Microscopic appearance

Collar-like periductal infiltrates composed of lymphocytes and plasma cells , with the lymphocytes being CD8+ and CD4+ T lymphocytes.

Clusters of inflammatory cells are also seen in the walls of small veins and nerves as well as medium and large-sized vessels.

Interlobular septa are thickened by a proliferation of myofibroblasts and infiltrated by lymphocytes and plasma cells.

Other organs can also be involved with a lymphocytic infiltrate: gallbladder, biliary tree, kidney, lung and salivary glands more commonly.


Radiographic features

  • diffuse or focal enlargement of the pancreas with loss of definition of the pancreatic clefts
  • minimal peripancreatic fat stranding, with inflammatory thickening confined to the peripancreatic region not extending into the mesentery, anterior pararenal fascia or lateroconal fascia
  • a peripancreatic rim of low attenuation "halo"
  • when focal involvement, typically head and uncinate process and may be iso- or hypo-dense to pancreatic tissue
  • the pancreas may appear normal
  • pancreatic dilatation and/or biliary dilatation may be seen

Contrast enhancement is helpful as autoimmune pancreatitis demonstrates reduced enhancement during the pancreatic phase (~40 seconds) but near normal enhancement at portal venous phase (70 seconds) .

Other sites also seem to be involved:

  • peripancreatic lymph-nodes >1 cm
  • kidney: inflammatory pseudotumors: hypoattenuating lesions
  • retroperitoneal fibrosis: with periaortic soft tissue
  • pleural effusions
  • CBD: strictures
  • mediastinal nodes

MRI demonstrates diffuse pancreatic enlargement  .

  • T1: decreased signal intensity
  • T2: minimal increased signal intensity
  • T1 C+ (Gd): delayed parenchymal enhancement on dynamic imaging
  • DWI/ADC:
    • shows diffusion restriction with high DWI signal and low ADC signal
    • the reduction in ADC values can be lower than with pancreatic cancer
    • DWI signal may be useful as a marker for determining the indication for steroid therapy

MRCP: multiple intrahepatic duct strictures and common bile duct; diffuse narrowing of the main pancreatic duct


Can be normal.

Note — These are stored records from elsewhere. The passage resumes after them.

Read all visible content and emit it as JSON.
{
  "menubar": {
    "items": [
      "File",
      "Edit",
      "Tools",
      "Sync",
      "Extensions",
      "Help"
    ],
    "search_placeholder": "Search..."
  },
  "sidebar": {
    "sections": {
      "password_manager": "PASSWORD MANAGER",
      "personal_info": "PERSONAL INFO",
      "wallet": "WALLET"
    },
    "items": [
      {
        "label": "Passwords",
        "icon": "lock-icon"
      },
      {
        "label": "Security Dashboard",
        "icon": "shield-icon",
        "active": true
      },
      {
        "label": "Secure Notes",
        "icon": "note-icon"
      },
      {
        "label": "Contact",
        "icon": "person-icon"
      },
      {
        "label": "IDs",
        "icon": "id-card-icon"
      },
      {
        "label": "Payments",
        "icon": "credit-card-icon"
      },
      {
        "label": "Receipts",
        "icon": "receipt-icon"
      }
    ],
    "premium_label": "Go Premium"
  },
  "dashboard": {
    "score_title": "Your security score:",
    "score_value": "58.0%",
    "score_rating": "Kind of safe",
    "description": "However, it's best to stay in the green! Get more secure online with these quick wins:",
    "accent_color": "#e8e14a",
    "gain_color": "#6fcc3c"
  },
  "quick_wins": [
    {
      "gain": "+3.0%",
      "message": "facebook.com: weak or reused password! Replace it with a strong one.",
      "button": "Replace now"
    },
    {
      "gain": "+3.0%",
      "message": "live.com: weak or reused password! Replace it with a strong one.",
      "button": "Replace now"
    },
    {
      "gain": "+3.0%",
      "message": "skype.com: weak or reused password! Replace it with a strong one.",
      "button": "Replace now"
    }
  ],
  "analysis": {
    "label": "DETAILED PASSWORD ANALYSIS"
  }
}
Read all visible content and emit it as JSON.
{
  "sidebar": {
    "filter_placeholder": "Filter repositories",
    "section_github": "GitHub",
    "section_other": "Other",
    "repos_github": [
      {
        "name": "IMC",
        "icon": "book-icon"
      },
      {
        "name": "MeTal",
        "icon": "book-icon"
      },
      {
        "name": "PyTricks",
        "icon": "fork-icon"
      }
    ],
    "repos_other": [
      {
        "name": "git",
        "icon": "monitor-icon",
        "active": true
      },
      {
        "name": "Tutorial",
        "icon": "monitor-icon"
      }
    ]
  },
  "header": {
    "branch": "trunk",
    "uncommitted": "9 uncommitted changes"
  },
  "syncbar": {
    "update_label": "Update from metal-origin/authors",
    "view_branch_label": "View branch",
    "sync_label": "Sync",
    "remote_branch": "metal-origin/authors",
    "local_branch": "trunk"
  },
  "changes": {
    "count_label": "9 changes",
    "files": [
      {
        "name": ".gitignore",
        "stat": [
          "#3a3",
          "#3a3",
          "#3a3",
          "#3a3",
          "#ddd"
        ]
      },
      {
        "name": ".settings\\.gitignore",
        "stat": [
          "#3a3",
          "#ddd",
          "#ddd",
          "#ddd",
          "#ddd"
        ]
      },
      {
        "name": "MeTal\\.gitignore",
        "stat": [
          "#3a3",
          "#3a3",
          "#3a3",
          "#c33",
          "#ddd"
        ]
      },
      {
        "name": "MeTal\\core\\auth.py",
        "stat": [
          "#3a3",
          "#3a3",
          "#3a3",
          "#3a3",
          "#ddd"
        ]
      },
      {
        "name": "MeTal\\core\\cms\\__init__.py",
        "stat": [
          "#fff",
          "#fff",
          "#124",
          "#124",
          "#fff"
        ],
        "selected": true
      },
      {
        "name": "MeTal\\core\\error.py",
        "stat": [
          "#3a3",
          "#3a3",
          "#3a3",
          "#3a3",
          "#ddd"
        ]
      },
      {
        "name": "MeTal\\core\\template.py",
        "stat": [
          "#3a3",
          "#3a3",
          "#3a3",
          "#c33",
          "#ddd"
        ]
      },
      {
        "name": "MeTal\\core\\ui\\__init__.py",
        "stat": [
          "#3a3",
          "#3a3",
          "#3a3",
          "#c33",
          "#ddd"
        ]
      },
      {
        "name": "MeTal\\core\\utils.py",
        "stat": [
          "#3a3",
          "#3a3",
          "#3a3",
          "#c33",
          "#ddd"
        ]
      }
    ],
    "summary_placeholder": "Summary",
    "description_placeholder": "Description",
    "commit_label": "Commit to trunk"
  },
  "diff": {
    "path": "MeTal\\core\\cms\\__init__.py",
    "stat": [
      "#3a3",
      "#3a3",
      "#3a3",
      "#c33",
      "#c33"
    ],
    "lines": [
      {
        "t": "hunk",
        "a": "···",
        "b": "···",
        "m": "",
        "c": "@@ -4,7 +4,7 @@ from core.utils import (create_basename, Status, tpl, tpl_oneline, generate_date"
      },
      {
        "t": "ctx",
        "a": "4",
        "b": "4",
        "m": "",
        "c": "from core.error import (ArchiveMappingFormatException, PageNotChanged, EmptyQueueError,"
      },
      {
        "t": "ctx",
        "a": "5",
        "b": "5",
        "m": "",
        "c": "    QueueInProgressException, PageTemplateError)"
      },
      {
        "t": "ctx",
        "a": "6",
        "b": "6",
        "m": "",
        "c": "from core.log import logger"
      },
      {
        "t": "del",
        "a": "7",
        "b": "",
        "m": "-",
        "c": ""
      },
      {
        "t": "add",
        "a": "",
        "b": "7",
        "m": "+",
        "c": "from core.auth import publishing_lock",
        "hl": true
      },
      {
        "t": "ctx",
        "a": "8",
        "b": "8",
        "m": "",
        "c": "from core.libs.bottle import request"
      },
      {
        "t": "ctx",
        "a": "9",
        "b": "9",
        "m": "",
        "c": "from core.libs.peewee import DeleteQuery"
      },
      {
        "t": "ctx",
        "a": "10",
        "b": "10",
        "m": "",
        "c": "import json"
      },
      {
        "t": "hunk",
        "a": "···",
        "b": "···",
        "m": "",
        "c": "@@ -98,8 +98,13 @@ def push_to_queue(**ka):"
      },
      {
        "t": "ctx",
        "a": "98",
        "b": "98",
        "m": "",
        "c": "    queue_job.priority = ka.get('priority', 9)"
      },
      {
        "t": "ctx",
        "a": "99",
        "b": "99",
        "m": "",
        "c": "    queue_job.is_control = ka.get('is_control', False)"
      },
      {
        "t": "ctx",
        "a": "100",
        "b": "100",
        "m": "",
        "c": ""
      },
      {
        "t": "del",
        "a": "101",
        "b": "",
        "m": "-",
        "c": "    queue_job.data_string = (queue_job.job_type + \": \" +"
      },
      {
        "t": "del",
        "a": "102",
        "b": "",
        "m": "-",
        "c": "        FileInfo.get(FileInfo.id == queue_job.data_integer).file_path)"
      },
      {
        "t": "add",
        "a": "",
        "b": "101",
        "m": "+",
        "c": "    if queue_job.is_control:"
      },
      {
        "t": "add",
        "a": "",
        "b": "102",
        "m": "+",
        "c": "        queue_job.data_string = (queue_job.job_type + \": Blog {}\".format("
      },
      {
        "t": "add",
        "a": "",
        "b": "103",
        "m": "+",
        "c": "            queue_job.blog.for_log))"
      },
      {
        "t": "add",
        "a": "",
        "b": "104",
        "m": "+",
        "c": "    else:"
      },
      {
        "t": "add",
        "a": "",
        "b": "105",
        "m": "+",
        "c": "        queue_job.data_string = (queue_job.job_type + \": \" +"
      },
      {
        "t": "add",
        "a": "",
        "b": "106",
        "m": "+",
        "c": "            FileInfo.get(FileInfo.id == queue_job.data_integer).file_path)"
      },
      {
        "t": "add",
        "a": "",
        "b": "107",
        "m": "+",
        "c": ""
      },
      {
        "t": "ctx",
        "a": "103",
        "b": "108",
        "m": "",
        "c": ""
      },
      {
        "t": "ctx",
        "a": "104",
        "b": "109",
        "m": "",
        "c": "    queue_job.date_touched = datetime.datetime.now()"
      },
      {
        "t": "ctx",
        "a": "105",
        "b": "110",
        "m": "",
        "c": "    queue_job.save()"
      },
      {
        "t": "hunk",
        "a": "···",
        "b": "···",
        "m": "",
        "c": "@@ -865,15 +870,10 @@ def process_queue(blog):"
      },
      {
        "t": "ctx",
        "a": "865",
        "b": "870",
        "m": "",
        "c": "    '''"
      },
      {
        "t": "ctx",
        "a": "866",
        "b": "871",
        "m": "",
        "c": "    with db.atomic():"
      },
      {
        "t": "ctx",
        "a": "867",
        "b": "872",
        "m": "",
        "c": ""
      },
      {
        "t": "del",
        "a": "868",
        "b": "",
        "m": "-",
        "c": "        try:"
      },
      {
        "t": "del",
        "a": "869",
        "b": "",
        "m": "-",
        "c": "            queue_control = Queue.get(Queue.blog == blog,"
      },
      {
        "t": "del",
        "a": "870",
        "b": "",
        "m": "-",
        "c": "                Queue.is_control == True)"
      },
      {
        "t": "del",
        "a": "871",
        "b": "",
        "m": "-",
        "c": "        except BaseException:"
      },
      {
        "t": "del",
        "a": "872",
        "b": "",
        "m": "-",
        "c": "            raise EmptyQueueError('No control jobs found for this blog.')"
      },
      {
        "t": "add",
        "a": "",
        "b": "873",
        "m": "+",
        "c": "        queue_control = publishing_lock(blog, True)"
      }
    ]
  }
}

Biliary duct abnormalities are common with strictures of the CBD and short intrahepatic duct strictures representing PSC.

Diffuse irregularity and narrowing of the main pancreatic duct (as distinct from pancreatic carcinoma).

Treatment and prognosis

Treatment with steroids usually leads to the resolution both of morphological changes and a return to normal pancreatic function, with remission seen in 98% of cases . The condition is however also frequently self-limiting, with a spontaneous remission rate of up to 74% .

Relapse rates are high, seen in 24% of patients treated with steroids. The rate is higher in untreated patients .

Autoimmune pancreatitis accounts for 2-6% of patients who undergo pancreatic resection because they are suspected of having pancreatic cancer .

History and etymology

It was first described in 1995 by Yoshida et al. .

Differential diagnosis

For the diffuse form consider:

In these conditions, the pancreas is heterogeneously enhancing and an irregular pancreatic contour is seen.

For the focal form consider:

  • pancreatic ductal adenocarcinoma
    • adenocarcinomas tend to have minimal enhancement both on pancreatic (late arterial, ~40 seconds) and hepatic phase imaging, whereas autoimmune pancreatitis demonstrates near-normal enhancement during hepatic phase (portal venous, ~70 seconds)